*** RECORDS SHOWN ***
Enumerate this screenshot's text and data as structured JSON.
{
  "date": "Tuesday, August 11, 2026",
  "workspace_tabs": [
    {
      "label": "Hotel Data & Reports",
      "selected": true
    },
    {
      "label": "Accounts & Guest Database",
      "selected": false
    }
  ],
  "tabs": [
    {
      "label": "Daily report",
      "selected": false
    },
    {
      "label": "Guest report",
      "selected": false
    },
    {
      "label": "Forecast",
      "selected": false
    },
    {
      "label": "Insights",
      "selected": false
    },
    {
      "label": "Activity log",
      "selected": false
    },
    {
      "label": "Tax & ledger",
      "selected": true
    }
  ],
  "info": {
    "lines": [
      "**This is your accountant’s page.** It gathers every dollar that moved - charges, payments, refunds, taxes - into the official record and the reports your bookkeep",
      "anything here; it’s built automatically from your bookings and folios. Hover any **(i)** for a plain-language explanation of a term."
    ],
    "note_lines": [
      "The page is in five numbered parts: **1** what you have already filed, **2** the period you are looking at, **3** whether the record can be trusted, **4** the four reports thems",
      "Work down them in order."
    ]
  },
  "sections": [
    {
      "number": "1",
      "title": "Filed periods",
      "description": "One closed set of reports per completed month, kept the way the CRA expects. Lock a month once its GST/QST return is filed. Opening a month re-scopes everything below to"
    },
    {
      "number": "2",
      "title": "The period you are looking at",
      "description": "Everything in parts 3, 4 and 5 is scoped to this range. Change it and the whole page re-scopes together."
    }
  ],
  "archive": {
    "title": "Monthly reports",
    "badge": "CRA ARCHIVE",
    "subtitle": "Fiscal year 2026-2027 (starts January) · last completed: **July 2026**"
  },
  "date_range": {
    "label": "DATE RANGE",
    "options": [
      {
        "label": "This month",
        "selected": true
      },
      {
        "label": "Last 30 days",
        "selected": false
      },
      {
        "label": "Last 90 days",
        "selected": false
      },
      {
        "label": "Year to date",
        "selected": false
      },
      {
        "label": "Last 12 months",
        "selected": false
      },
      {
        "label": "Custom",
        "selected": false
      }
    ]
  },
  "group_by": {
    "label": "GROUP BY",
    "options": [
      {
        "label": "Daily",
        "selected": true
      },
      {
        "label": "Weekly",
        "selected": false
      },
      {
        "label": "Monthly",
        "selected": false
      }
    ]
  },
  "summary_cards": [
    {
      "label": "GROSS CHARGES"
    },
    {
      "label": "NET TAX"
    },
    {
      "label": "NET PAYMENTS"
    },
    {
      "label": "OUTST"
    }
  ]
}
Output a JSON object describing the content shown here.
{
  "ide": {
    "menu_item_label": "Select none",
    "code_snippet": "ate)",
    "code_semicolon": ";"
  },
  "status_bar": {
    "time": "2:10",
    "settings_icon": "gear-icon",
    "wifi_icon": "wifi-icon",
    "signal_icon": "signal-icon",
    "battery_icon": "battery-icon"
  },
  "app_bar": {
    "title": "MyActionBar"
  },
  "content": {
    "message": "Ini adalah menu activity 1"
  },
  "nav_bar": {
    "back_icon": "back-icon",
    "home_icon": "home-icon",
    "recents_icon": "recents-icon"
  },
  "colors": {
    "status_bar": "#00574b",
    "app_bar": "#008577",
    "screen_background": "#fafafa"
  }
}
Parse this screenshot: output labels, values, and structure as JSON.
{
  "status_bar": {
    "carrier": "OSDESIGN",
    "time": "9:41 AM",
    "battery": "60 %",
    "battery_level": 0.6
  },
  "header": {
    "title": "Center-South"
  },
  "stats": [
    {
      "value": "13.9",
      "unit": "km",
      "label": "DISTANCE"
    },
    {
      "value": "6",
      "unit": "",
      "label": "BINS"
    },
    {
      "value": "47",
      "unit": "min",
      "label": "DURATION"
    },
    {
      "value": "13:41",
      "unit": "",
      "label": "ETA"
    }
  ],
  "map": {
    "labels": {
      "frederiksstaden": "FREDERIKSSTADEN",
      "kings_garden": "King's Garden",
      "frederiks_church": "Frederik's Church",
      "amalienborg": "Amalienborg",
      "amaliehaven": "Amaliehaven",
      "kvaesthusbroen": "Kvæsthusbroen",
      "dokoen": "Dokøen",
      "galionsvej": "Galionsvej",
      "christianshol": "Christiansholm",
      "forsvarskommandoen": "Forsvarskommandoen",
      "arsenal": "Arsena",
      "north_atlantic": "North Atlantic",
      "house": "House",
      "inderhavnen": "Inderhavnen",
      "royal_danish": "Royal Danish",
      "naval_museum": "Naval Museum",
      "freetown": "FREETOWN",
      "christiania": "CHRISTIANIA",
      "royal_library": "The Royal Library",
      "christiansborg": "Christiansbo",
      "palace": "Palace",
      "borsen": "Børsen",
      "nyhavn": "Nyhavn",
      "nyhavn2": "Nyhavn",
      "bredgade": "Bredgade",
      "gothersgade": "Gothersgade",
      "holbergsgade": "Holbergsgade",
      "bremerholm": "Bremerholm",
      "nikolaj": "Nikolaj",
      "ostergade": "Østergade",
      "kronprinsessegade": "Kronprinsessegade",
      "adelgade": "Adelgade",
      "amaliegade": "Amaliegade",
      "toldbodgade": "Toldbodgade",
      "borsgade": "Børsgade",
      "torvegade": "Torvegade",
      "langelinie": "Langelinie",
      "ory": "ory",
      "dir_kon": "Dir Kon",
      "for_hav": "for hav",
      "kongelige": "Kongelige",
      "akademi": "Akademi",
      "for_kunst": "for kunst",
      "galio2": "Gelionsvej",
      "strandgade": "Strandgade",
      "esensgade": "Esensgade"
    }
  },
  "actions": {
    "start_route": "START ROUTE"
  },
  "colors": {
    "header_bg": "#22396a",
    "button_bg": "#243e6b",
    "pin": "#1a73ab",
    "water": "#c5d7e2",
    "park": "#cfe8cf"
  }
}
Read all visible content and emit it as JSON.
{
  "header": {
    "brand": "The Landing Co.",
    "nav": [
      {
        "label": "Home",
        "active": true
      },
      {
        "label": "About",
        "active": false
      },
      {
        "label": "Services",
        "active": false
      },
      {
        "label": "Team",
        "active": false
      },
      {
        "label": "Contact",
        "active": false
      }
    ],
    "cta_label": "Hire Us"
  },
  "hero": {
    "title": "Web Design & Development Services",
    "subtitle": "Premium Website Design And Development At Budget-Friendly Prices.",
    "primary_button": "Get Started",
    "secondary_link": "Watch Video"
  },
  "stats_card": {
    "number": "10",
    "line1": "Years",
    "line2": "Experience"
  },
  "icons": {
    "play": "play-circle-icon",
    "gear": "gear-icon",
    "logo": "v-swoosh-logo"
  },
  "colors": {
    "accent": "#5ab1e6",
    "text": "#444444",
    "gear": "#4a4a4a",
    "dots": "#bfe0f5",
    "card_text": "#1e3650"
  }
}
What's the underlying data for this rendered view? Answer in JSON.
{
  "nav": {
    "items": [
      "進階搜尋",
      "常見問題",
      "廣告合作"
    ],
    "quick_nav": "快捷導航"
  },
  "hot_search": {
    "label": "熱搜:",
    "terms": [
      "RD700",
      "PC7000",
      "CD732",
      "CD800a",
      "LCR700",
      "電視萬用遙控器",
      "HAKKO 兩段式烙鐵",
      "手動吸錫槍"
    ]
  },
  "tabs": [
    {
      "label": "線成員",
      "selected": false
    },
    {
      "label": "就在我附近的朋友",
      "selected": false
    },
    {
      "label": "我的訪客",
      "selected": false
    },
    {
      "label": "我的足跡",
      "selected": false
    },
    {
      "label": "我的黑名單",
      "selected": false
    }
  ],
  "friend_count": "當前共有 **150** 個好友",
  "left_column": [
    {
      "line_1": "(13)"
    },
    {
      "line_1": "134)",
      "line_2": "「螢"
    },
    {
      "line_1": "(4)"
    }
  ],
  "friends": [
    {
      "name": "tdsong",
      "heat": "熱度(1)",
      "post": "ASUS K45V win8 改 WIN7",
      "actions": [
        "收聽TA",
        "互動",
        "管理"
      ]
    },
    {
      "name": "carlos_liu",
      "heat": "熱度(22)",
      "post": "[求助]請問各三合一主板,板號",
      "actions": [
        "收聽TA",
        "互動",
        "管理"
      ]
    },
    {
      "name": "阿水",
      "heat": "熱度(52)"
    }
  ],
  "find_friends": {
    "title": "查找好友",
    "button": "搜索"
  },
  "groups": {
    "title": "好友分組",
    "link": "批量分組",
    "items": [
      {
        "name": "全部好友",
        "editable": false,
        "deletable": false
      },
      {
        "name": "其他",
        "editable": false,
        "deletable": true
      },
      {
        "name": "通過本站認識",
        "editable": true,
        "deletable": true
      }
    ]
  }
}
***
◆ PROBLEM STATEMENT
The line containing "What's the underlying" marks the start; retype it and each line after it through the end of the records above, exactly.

◆ RESULT BELOW
What's the underlying data for this rendered view? Answer in JSON.
{
  "nav": {
    "items": [
      "進階搜尋",
      "常見問題",
      "廣告合作"
    ],
    "quick_nav": "快捷導航"
  },
  "hot_search": {
    "label": "熱搜:",
    "terms": [
      "RD700",
      "PC7000",
      "CD732",
      "CD800a",
      "LCR700",
      "電視萬用遙控器",
      "HAKKO 兩段式烙鐵",
      "手動吸錫槍"
    ]
  },
  "tabs": [
    {
      "label": "線成員",
      "selected": false
    },
    {
      "label": "就在我附近的朋友",
      "selected": false
    },
    {
      "label": "我的訪客",
      "selected": false
    },
    {
      "label": "我的足跡",
      "selected": false
    },
    {
      "label": "我的黑名單",
      "selected": false
    }
  ],
  "friend_count": "當前共有 **150** 個好友",
  "left_column": [
    {
      "line_1": "(13)"
    },
    {
      "line_1": "134)",
      "line_2": "「螢"
    },
    {
      "line_1": "(4)"
    }
  ],
  "friends": [
    {
      "name": "tdsong",
      "heat": "熱度(1)",
      "post": "ASUS K45V win8 改 WIN7",
      "actions": [
        "收聽TA",
        "互動",
        "管理"
      ]
    },
    {
      "name": "carlos_liu",
      "heat": "熱度(22)",
      "post": "[求助]請問各三合一主板,板號",
      "actions": [
        "收聽TA",
        "互動",
        "管理"
      ]
    },
    {
      "name": "阿水",
      "heat": "熱度(52)"
    }
  ],
  "find_friends": {
    "title": "查找好友",
    "button": "搜索"
  },
  "groups": {
    "title": "好友分組",
    "link": "批量分組",
    "items": [
      {
        "name": "全部好友",
        "editable": false,
        "deletable": false
      },
      {
        "name": "其他",
        "editable": false,
        "deletable": true
      },
      {
        "name": "通過本站認識",
        "editable": true,
        "deletable": true
      }
    ]
  }
}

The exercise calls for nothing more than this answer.